(PROBLEM STATEMENT): Each line of the data holding "JSON" should be found and copied.

(Stored dataset items):
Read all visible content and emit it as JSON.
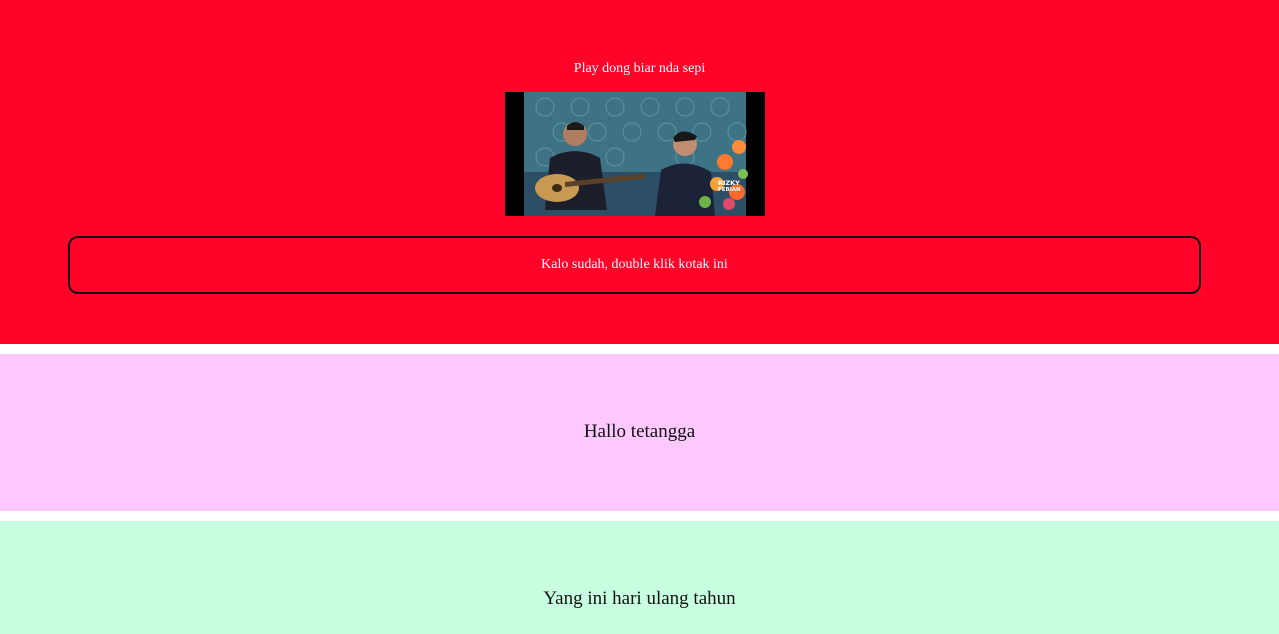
{
  "intro": {
    "text": "Play dong biar nda sepi"
  },
  "video": {
    "thumbnail_icon": "video-thumbnail",
    "watermark": "RIZKY FEBIAN"
  },
  "double_click_box": {
    "text": "Kalo sudah, double klik kotak ini"
  },
  "sections": {
    "pink": {
      "text": "Hallo tetangga"
    },
    "green": {
      "text": "Yang ini hari ulang tahun"
    }
  },
  "colors": {
    "red_section": "#ff0328",
    "pink_section": "#ffc8ff",
    "green_section": "#c8ffe1",
    "divider": "#ffffff"
  }
}
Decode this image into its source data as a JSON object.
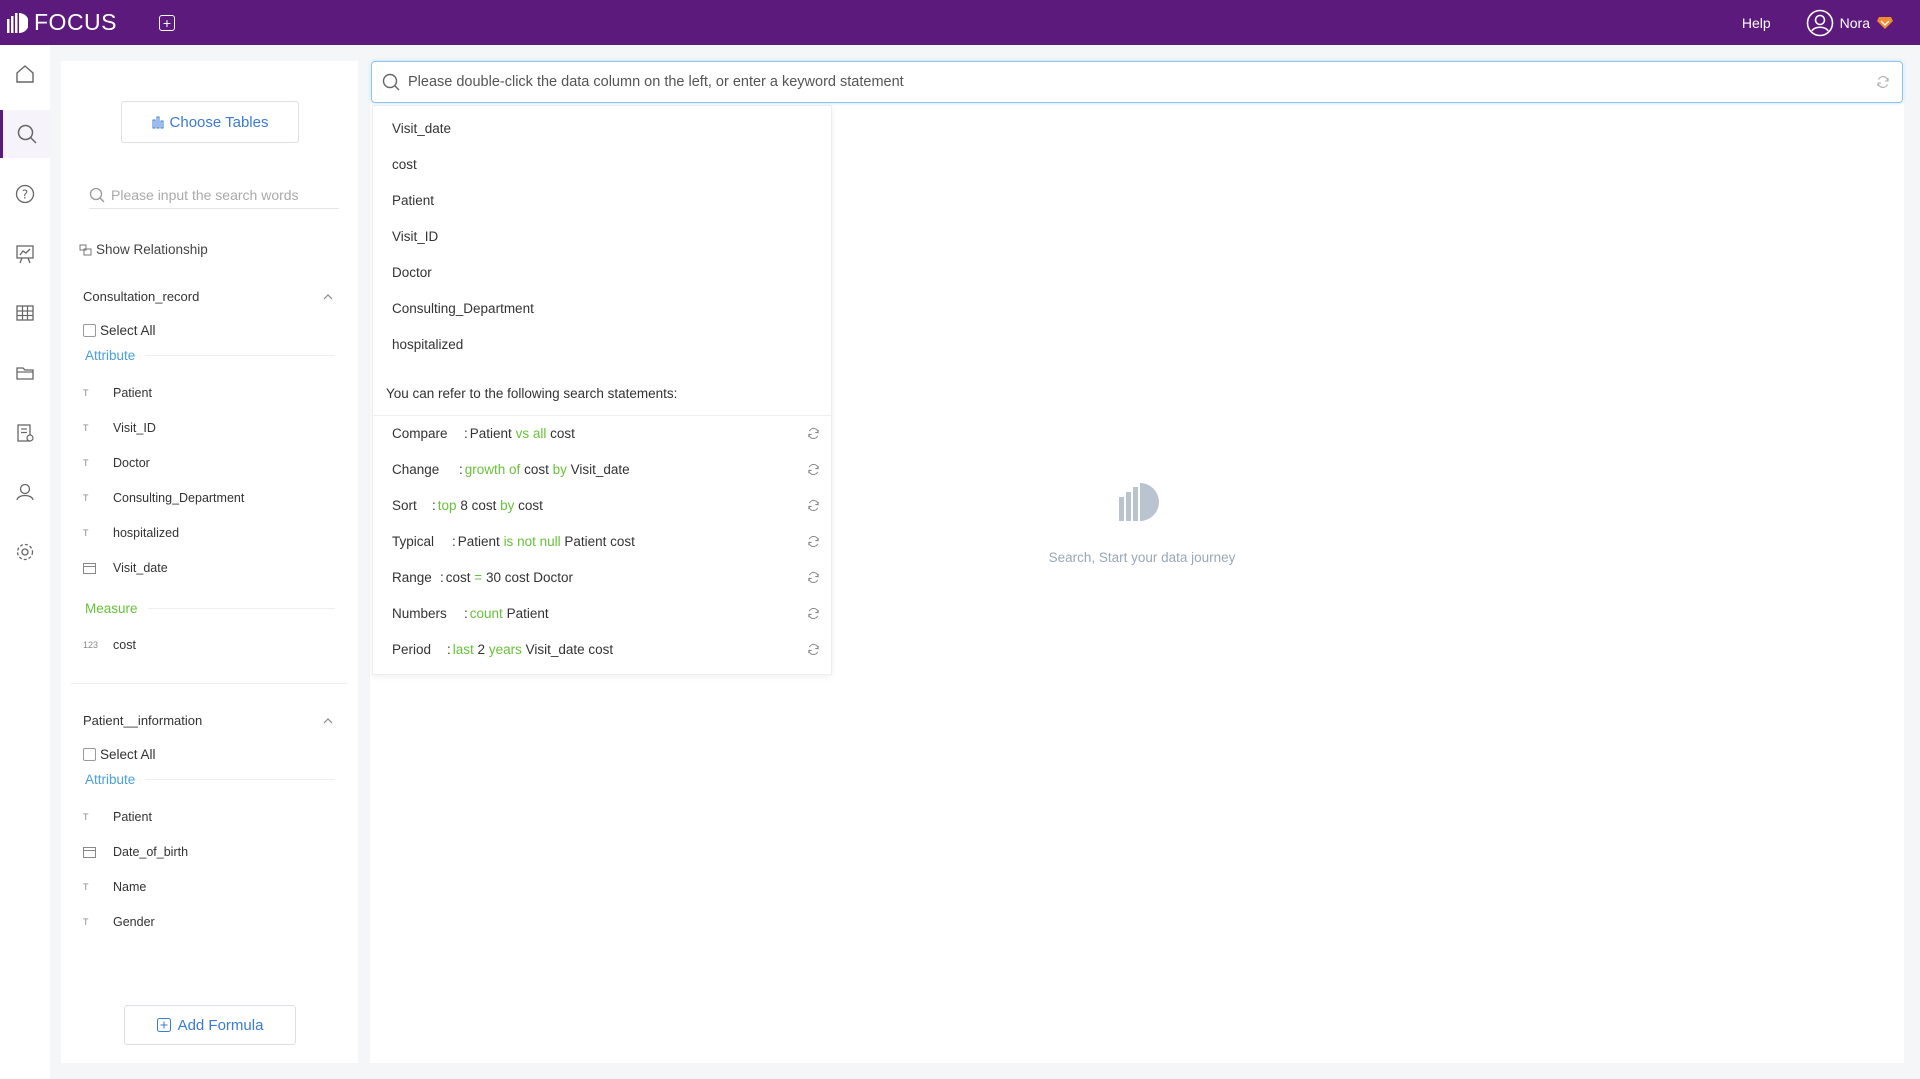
{
  "header": {
    "app_name": "FOCUS",
    "help_label": "Help",
    "user_name": "Nora"
  },
  "panel": {
    "choose_tables_label": "Choose Tables",
    "search_placeholder": "Please input the search words",
    "show_relationship_label": "Show Relationship",
    "add_formula_label": "Add Formula",
    "tables": [
      {
        "name": "Consultation_record",
        "select_all_label": "Select All",
        "attribute_label": "Attribute",
        "attributes": [
          {
            "name": "Patient",
            "type_icon": "text-type-icon"
          },
          {
            "name": "Visit_ID",
            "type_icon": "text-type-icon"
          },
          {
            "name": "Doctor",
            "type_icon": "text-type-icon"
          },
          {
            "name": "Consulting_Department",
            "type_icon": "text-type-icon"
          },
          {
            "name": "hospitalized",
            "type_icon": "text-type-icon"
          },
          {
            "name": "Visit_date",
            "type_icon": "date-type-icon"
          }
        ],
        "measure_label": "Measure",
        "measures": [
          {
            "name": "cost",
            "type_icon": "number-type-icon",
            "type_text": "123"
          }
        ]
      },
      {
        "name": "Patient__information",
        "select_all_label": "Select All",
        "attribute_label": "Attribute",
        "attributes": [
          {
            "name": "Patient",
            "type_icon": "text-type-icon"
          },
          {
            "name": "Date_of_birth",
            "type_icon": "date-type-icon"
          },
          {
            "name": "Name",
            "type_icon": "text-type-icon"
          },
          {
            "name": "Gender",
            "type_icon": "text-type-icon"
          }
        ]
      }
    ]
  },
  "search": {
    "placeholder": "Please double-click the data column on the left, or enter a keyword statement"
  },
  "dropdown": {
    "columns": [
      "Visit_date",
      "cost",
      "Patient",
      "Visit_ID",
      "Doctor",
      "Consulting_Department",
      "hospitalized"
    ],
    "hint": "You can refer to the following search statements:",
    "examples": [
      {
        "label": "Compare",
        "parts": [
          [
            "Patient",
            false
          ],
          [
            "vs",
            true
          ],
          [
            "all",
            true
          ],
          [
            "cost",
            false
          ]
        ]
      },
      {
        "label": "Change",
        "parts": [
          [
            "growth of",
            true
          ],
          [
            "cost",
            false
          ],
          [
            "by",
            true
          ],
          [
            "Visit_date",
            false
          ]
        ]
      },
      {
        "label": "Sort",
        "parts": [
          [
            "top",
            true
          ],
          [
            "8 cost",
            false
          ],
          [
            "by",
            true
          ],
          [
            "cost",
            false
          ]
        ]
      },
      {
        "label": "Typical",
        "parts": [
          [
            "Patient",
            false
          ],
          [
            "is not null",
            true
          ],
          [
            "Patient cost",
            false
          ]
        ]
      },
      {
        "label": "Range",
        "parts": [
          [
            "cost",
            false
          ],
          [
            "=",
            true
          ],
          [
            "30 cost Doctor",
            false
          ]
        ]
      },
      {
        "label": "Numbers",
        "parts": [
          [
            "count",
            true
          ],
          [
            "Patient",
            false
          ]
        ]
      },
      {
        "label": "Period",
        "parts": [
          [
            "last",
            true
          ],
          [
            "2",
            false
          ],
          [
            "years",
            true
          ],
          [
            "Visit_date cost",
            false
          ]
        ]
      }
    ]
  },
  "empty_state": {
    "message": "Search, Start your data journey"
  },
  "colors": {
    "topbar": "#5c1a7c",
    "accent_blue": "#3a7bd5",
    "keyword_green": "#67c23a",
    "attribute_blue": "#4a9fe0",
    "measure_green": "#67c23a"
  }
}
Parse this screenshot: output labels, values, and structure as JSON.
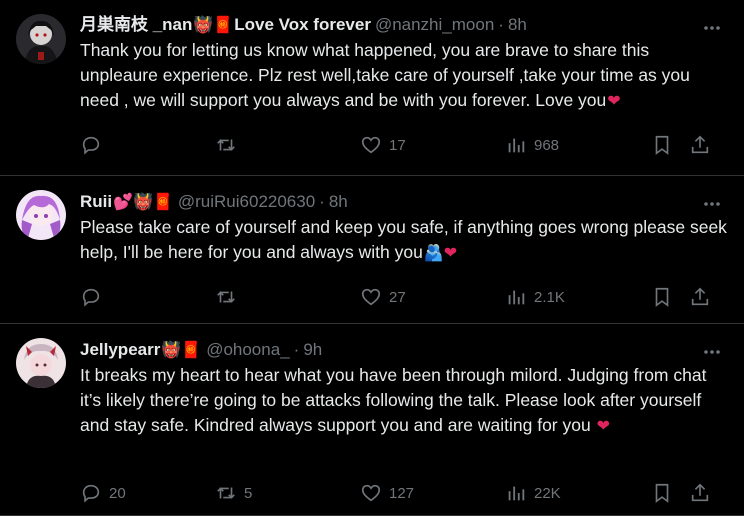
{
  "tweets": [
    {
      "display_name": "月巣南枝 _nan",
      "name_emojis": "👹🧧",
      "display_name_suffix": "Love Vox forever",
      "handle": "@nanzhi_moon",
      "time": "8h",
      "text": "Thank you for letting us know what happened, you are brave to share this unpleaure experience. Plz rest well,take care of yourself ,take your time as you need , we will support you always and be with you forever. Love you",
      "text_emoji": "❤",
      "replies": "",
      "retweets": "",
      "likes": "17",
      "views": "968"
    },
    {
      "display_name": "Ruii",
      "name_emojis": "💕👹🧧",
      "display_name_suffix": "",
      "handle": "@ruiRui60220630",
      "time": "8h",
      "text": "Please take care of yourself and keep you safe, if anything goes wrong please seek help, I'll be here for you and always with you",
      "text_emoji": "🫂❤",
      "replies": "",
      "retweets": "",
      "likes": "27",
      "views": "2.1K"
    },
    {
      "display_name": "Jellypearr",
      "name_emojis": "👹🧧",
      "display_name_suffix": "",
      "handle": "@ohoona_",
      "time": "9h",
      "text": "It breaks my heart to hear what you have been through milord. Judging from chat it’s likely there’re going to be attacks following the talk. Please look after yourself and stay safe. Kindred always support you and are waiting for you",
      "text_emoji": "❤",
      "replies": "20",
      "retweets": "5",
      "likes": "127",
      "views": "22K"
    }
  ],
  "colors": {
    "background": "#000000",
    "text": "#e7e9ea",
    "muted": "#71767b",
    "divider": "#2f3336",
    "heart": "#f91880"
  }
}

(RESPONSE AREA):
Read all visible content and emit it as JSON.
Decode this image into its source data as a JSON object.
Parse this screenshot: output labels, values, and structure as JSON.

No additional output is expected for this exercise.